To study infinity, however, we don't look to the universe or to nature — we turn to set theory. In Faticoni's new book, *The Mathematics of Infinity*, we find a wonderfully lucid and detailed explanation of set theory to show us what infinity is and how to think about it and manipulate it.

This book begins with a simple introduction to sets such as elements of a set, and simple operations such as union and intersection. Each concept is clearly defined, explained, and illustrated. There is, to take just one, the definition of the cardinality of a set, say A, as "the sets X that can be matched element by element with A."

I have seen other books simply say the cardinality of a set is the number of elements in the set, which misses a subtlety. The text defines functions and mappings so we may count elements of a set and learn about countable and uncountable infinities.

By chapter three, we meet infinity. The author makes clear that big, no matter how large, is still not infinity. He illustrates countable infinity with Hilbert's hotel. This hotel has just one floor with an infinite number of rooms, labeled 1, 2, 3, etc. With this hotel as a guide, the author shows how subsets of an infinite set can still be infinite, and of course, have the same cardinality as the original set.

We learn that not all infinities are the same and find the proofs of the cardinality of the natural numbers, the cardinality of rational numbers, and the famous proof for the uncountability of reals. For a student new to these ideas, the presentation is excellent.

The ideas go deeper with the introduction of power sets, the set of all subsets of a set. Cantor's aleph nought makes its first appearance and "an infinite chain of infinite cardinals” comes to light. The arithmetic of cardinals is defined with many examples for illustration. The author takes care to explain all the steps to make them clear.

After cardinals, we meet ordinals. A cardinal denotes the size of set, but an ordinal is altogether different. It is a symbol not in a set but one that we can join, with the union operation, to the set to make this newly defined set larger than the first infinite set. Infinity now becomes even more interesting.

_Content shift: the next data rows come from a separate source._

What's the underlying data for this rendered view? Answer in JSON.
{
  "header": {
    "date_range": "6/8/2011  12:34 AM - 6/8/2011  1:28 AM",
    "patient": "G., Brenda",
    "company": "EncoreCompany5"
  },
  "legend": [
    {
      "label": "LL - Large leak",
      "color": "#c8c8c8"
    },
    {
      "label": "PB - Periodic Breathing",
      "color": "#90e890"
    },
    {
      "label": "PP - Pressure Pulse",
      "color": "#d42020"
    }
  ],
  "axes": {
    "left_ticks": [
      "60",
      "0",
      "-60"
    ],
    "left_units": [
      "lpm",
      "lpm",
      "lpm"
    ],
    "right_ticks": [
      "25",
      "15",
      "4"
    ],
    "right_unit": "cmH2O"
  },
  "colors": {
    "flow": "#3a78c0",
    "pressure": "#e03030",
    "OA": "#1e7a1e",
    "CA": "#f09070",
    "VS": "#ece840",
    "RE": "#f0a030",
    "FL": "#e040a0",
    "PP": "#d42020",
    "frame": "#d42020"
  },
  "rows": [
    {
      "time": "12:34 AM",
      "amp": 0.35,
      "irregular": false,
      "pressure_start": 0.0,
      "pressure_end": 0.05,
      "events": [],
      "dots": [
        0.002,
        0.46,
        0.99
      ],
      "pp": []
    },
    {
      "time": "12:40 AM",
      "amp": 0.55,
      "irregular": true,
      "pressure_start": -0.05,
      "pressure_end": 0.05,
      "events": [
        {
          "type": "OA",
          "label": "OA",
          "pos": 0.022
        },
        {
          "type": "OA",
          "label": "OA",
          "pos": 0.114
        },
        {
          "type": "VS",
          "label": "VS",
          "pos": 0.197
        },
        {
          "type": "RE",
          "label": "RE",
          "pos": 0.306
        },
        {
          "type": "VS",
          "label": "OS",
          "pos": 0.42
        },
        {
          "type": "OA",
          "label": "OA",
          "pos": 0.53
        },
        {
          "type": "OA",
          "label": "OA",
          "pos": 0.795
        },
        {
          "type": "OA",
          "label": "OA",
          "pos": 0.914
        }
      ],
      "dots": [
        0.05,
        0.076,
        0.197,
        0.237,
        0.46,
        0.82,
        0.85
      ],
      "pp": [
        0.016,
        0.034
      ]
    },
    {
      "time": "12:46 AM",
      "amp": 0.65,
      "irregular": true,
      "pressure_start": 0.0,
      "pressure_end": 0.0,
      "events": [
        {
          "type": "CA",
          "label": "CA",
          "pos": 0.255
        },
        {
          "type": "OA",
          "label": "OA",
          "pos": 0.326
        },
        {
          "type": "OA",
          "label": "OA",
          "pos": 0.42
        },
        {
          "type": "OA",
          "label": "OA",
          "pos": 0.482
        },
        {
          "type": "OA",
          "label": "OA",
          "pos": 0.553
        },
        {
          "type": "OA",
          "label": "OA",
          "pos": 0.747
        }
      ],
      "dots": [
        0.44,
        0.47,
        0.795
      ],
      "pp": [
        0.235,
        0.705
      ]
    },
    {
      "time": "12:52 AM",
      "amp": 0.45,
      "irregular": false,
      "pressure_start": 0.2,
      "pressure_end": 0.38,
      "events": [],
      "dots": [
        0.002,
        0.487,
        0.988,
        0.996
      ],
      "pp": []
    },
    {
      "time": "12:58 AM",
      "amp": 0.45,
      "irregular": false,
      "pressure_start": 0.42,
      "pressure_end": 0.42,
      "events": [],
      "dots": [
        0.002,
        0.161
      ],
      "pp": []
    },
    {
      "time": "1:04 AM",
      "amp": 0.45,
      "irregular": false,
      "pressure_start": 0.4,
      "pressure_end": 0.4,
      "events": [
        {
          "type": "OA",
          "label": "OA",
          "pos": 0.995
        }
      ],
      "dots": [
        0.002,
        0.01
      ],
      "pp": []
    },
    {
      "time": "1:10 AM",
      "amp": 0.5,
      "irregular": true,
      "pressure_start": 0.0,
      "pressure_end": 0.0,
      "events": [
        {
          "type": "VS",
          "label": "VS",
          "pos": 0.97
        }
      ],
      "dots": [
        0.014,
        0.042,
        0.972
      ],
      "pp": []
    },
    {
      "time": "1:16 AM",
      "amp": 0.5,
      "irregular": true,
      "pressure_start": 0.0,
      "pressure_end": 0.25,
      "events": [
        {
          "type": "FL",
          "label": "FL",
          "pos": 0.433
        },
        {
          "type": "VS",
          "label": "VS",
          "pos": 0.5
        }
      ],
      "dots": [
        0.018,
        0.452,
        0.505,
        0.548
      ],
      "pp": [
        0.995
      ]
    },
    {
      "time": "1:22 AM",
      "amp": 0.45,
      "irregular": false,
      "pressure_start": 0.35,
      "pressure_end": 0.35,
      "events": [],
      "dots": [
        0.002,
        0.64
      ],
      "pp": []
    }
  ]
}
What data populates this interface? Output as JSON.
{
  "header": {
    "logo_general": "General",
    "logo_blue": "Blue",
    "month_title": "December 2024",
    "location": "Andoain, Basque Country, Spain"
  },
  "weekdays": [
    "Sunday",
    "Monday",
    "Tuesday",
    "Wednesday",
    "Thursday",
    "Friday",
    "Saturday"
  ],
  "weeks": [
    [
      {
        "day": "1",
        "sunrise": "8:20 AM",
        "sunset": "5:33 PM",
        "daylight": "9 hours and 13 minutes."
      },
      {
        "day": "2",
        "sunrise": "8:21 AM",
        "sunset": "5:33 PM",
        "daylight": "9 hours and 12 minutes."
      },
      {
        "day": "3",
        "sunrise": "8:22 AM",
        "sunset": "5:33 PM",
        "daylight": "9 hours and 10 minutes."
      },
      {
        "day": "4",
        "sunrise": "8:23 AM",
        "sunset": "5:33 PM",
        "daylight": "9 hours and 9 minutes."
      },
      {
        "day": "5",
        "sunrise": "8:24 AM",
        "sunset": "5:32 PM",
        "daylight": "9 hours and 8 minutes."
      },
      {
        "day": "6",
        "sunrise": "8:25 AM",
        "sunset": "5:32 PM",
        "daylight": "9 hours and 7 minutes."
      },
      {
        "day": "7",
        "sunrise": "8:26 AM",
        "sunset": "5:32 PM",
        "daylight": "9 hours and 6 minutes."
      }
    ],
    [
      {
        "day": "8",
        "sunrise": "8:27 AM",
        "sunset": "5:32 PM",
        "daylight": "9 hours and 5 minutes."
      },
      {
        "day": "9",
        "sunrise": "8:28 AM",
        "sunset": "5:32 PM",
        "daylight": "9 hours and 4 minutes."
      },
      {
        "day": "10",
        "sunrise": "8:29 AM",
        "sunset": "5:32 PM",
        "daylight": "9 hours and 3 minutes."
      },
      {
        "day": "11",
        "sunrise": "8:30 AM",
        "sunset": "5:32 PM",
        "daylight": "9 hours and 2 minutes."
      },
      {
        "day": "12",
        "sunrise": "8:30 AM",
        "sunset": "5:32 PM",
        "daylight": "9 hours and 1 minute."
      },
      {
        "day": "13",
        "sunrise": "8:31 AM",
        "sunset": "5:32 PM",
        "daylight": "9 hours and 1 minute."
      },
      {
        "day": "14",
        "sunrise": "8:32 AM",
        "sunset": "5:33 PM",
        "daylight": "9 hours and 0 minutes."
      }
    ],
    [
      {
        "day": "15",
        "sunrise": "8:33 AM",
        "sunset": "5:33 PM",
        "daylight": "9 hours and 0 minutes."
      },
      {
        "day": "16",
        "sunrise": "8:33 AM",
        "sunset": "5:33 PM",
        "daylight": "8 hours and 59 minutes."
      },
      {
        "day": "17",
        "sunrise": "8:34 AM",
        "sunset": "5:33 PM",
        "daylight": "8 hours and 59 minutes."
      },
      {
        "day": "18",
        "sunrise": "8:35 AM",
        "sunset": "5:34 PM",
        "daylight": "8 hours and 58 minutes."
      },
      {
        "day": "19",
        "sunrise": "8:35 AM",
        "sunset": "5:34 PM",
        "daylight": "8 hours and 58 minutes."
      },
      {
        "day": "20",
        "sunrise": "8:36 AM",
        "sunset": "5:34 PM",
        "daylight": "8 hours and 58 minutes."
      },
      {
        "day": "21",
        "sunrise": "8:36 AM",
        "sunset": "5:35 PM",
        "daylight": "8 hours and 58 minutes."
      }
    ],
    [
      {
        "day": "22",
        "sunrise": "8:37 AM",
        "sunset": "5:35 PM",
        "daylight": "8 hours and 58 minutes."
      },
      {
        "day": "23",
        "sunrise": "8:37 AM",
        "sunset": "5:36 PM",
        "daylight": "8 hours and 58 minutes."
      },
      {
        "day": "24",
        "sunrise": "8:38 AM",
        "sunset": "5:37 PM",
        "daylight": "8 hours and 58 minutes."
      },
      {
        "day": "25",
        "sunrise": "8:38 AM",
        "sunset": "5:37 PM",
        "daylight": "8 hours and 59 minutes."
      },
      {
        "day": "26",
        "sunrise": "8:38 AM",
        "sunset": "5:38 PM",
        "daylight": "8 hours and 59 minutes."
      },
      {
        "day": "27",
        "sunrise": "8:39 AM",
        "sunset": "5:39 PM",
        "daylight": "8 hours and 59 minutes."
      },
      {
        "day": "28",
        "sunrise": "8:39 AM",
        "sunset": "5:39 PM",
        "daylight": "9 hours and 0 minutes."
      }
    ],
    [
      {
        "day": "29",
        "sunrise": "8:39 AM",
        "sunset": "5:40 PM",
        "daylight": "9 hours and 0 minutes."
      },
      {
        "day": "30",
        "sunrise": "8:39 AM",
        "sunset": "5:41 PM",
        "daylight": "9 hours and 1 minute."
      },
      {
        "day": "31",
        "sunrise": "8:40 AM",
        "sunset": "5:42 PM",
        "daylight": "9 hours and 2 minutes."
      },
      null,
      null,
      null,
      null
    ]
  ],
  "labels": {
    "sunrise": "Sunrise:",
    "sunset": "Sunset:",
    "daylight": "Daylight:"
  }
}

Here's how we discover ordinals. We stretch our thinking and view numbers as simply distinct symbols. They can indicate a counting, but they are now a way of writing different symbols or, if you will, elements of a set. Thus, 13 and 457 are symbols. There is also an ordering assigned to elements so that the successor to 13 is 14 and the predecessor to 457 is 456. These are not distances as a beginning student may think, they are simply an ordering. This ordering and concept of symbols of the set allows us to place a symbol beyond the end, so to speak, of the natural numbers. This new symbol is omega-nought. It succeeds every natural number and is the first infinite ordinal. From this first ordinal, we construct still larger sets, and come to the first uncountable ordinal.

We then learn of the Continuum Hypothesis and how mathematics can be independent of it. The text goes on to transfinite induction as well but the discussion is shallow.

The last two chapters are, frankly, out of place. They discuss prime numbers and some topics of logic and paradoxes. These parts of the book, unfortunately, lack the careful presentation that the earlier chapters have. For example, we are told of a 25-degree polynomial to generate prime numbers and the author invites the reader to program it on his desktop. But the parametric values we need for the polynomial to run a computer program are not given. The author touches on geometric series and the Riemann Zeta function but with little detail. The reader can say he has seen something of them, but nothing more.

This book gives a wonderful introduction of infinity and how infinity is a set theoretic idea built on symbols, subsets, and cardinality. I wish the book had stopped there. The last two chapters need not be part of it and the reader would not miss them. The book, though, is worthwhile for anyone beginning to think and learn about infinity.

David Mazel is an engineer in the Washington, DC, area. He received his bachelor’s degree from Old Dominion University and his Master’s and doctorate from Georgia Tech, all in electrical engineering. He is currently interested in billiards, cellular automata, and signal processing research.